## About this task
From the entries that follow, report every line in which "JSON" occurs.

Extracted entries START

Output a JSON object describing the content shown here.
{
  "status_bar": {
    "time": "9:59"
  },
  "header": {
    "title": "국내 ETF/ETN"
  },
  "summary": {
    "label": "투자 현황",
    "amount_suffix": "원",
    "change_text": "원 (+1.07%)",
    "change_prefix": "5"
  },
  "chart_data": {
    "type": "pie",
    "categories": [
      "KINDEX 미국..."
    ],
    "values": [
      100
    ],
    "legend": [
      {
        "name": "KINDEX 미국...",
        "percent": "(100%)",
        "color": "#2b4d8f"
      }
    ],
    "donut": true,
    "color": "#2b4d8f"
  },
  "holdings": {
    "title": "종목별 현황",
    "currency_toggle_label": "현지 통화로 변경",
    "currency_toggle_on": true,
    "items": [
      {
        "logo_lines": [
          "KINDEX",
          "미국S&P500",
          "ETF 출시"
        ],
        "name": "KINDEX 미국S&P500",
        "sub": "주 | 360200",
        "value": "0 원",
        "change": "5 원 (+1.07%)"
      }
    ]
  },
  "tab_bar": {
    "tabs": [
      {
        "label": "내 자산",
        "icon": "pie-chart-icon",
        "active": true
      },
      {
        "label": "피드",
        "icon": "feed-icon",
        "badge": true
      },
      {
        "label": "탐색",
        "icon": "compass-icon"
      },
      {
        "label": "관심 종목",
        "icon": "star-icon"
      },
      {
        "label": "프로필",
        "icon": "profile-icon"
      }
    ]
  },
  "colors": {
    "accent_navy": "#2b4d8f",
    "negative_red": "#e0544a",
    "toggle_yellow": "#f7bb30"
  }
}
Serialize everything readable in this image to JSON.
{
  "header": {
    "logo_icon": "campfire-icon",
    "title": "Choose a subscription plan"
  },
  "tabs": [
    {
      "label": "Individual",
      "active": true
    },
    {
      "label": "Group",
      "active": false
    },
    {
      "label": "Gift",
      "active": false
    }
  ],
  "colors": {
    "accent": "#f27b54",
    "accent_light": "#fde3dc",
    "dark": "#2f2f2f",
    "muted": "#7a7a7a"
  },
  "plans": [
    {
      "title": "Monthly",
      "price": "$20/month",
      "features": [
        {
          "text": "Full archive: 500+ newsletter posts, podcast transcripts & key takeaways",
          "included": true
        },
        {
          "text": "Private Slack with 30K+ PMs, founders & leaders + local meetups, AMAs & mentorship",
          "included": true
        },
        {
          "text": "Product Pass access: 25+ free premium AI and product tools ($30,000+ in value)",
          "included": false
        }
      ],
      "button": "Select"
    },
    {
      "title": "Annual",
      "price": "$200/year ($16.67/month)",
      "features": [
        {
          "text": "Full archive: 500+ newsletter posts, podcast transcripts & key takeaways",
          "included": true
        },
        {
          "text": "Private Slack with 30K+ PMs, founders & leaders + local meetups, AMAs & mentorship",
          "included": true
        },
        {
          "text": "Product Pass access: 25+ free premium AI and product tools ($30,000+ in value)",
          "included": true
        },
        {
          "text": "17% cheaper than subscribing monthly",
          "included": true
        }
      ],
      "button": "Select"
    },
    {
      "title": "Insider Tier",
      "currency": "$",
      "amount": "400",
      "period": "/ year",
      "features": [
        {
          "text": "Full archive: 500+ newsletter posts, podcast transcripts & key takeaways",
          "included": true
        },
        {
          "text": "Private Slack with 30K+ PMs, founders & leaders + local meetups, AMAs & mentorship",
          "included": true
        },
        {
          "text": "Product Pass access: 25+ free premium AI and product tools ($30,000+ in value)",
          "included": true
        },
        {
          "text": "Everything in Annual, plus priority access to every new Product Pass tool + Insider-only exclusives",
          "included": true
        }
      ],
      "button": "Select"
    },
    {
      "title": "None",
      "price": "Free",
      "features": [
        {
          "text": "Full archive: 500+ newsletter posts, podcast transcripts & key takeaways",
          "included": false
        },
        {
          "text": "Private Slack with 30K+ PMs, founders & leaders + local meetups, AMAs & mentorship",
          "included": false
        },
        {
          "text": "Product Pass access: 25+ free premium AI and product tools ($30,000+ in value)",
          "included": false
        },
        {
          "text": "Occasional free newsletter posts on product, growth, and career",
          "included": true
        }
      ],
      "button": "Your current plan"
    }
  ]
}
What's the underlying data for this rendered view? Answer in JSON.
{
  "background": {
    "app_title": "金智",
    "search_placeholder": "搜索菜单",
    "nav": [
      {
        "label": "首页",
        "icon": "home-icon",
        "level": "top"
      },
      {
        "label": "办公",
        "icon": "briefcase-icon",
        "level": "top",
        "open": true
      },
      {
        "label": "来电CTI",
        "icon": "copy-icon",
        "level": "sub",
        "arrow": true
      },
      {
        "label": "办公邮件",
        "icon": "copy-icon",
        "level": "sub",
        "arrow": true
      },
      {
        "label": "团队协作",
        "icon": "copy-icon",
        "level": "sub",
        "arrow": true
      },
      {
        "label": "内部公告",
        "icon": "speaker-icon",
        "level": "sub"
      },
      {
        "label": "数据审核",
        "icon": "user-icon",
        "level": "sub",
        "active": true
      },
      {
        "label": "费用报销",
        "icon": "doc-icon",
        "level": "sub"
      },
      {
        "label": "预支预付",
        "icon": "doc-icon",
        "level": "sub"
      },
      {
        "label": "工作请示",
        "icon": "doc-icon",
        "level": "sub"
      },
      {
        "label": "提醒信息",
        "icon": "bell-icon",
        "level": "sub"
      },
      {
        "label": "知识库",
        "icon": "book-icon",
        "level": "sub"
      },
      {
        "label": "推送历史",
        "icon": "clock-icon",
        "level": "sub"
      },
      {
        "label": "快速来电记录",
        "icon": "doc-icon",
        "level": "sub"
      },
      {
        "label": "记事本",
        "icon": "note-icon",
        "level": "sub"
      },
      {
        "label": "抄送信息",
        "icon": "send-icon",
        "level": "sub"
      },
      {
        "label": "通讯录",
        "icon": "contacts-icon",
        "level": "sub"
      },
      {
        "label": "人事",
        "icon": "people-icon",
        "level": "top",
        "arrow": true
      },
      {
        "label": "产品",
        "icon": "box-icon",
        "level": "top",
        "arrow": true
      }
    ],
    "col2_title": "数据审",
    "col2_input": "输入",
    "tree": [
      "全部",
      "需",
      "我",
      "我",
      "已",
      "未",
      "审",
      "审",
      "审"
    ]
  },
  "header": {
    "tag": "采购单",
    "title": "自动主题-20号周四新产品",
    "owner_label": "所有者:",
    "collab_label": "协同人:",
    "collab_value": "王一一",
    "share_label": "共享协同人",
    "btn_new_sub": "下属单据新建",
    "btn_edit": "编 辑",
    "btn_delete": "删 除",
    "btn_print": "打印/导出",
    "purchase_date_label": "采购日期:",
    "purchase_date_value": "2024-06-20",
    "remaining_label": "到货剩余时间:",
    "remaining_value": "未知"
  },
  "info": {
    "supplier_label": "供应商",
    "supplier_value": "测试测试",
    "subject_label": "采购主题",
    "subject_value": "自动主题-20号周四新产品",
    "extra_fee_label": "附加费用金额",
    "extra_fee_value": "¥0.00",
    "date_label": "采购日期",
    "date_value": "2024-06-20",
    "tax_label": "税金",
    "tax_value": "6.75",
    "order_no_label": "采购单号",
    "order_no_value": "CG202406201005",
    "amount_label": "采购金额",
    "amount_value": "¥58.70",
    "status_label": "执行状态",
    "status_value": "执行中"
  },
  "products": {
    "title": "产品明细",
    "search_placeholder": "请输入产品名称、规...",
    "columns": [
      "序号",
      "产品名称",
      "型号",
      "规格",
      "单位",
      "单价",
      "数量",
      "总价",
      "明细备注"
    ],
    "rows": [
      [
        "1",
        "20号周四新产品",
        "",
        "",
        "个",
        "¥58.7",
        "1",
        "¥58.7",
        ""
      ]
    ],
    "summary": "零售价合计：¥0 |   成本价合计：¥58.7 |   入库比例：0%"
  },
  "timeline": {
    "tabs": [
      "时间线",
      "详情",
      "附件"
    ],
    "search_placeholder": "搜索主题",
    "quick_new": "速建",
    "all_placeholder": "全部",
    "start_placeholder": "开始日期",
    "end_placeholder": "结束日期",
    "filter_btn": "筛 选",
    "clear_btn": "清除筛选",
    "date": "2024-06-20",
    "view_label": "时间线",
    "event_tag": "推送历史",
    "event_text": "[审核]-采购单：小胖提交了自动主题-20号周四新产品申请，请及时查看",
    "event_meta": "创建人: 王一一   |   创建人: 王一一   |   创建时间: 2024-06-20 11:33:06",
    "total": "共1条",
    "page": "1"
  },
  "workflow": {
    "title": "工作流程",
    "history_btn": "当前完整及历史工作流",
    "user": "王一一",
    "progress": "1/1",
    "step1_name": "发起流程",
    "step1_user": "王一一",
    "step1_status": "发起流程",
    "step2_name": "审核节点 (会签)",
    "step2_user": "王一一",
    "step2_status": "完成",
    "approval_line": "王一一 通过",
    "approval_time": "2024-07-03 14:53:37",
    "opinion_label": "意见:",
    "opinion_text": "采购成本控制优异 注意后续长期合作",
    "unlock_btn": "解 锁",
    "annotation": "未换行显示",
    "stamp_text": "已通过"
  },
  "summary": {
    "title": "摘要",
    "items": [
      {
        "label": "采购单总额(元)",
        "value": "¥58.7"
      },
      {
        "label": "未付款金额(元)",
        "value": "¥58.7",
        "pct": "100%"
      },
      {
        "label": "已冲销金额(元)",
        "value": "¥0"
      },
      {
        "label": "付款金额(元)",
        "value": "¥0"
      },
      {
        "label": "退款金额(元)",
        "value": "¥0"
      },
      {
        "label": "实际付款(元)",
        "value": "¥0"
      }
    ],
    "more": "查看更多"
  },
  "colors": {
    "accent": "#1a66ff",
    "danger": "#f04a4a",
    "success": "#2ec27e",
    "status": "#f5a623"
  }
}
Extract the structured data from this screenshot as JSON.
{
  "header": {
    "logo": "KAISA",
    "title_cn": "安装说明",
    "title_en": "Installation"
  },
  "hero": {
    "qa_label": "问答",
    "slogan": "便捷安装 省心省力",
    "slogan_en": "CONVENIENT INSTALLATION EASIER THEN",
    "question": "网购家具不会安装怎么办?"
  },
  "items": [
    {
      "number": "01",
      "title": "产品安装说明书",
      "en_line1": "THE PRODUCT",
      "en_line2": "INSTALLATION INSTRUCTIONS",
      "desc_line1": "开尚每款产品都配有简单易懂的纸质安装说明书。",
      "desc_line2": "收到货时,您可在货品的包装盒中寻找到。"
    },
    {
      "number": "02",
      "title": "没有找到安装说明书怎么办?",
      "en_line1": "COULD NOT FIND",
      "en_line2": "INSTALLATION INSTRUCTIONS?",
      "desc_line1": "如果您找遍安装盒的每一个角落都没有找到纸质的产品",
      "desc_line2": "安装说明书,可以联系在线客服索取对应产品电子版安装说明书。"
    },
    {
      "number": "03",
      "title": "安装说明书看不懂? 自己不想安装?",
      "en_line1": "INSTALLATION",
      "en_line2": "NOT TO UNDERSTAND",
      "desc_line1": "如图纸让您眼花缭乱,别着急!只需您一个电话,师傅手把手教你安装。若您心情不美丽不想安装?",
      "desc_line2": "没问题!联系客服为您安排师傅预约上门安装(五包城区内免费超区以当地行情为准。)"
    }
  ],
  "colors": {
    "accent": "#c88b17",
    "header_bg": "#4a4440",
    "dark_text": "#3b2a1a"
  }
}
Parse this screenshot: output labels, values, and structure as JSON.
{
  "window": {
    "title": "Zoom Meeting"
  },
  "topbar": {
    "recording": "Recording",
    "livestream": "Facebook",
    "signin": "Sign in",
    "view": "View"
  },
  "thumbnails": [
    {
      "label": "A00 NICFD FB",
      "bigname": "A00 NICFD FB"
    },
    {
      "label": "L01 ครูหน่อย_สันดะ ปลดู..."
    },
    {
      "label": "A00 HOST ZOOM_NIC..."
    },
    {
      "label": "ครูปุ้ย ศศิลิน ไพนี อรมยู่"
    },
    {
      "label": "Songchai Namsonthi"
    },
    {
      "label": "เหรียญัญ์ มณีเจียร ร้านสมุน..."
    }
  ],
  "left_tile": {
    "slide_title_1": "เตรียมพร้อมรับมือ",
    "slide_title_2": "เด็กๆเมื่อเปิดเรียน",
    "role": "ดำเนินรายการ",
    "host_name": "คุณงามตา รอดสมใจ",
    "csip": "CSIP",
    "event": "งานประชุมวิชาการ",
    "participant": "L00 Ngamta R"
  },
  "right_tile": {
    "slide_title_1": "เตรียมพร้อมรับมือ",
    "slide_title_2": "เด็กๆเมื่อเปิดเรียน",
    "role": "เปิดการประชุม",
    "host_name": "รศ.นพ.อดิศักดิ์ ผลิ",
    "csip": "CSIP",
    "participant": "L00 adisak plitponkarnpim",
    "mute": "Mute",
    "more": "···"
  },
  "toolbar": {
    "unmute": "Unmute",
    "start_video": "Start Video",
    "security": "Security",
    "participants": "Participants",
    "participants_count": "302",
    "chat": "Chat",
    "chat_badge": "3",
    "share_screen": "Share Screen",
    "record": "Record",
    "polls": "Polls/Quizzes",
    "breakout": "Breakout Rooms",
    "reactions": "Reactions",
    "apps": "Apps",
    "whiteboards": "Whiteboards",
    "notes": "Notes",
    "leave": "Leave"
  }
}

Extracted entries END

## Completed exercise
Output a JSON object describing the content shown here.
Serialize everything readable in this image to JSON.
What's the underlying data for this rendered view? Answer in JSON.
Extract the structured data from this screenshot as JSON.
Parse this screenshot: output labels, values, and structure as JSON.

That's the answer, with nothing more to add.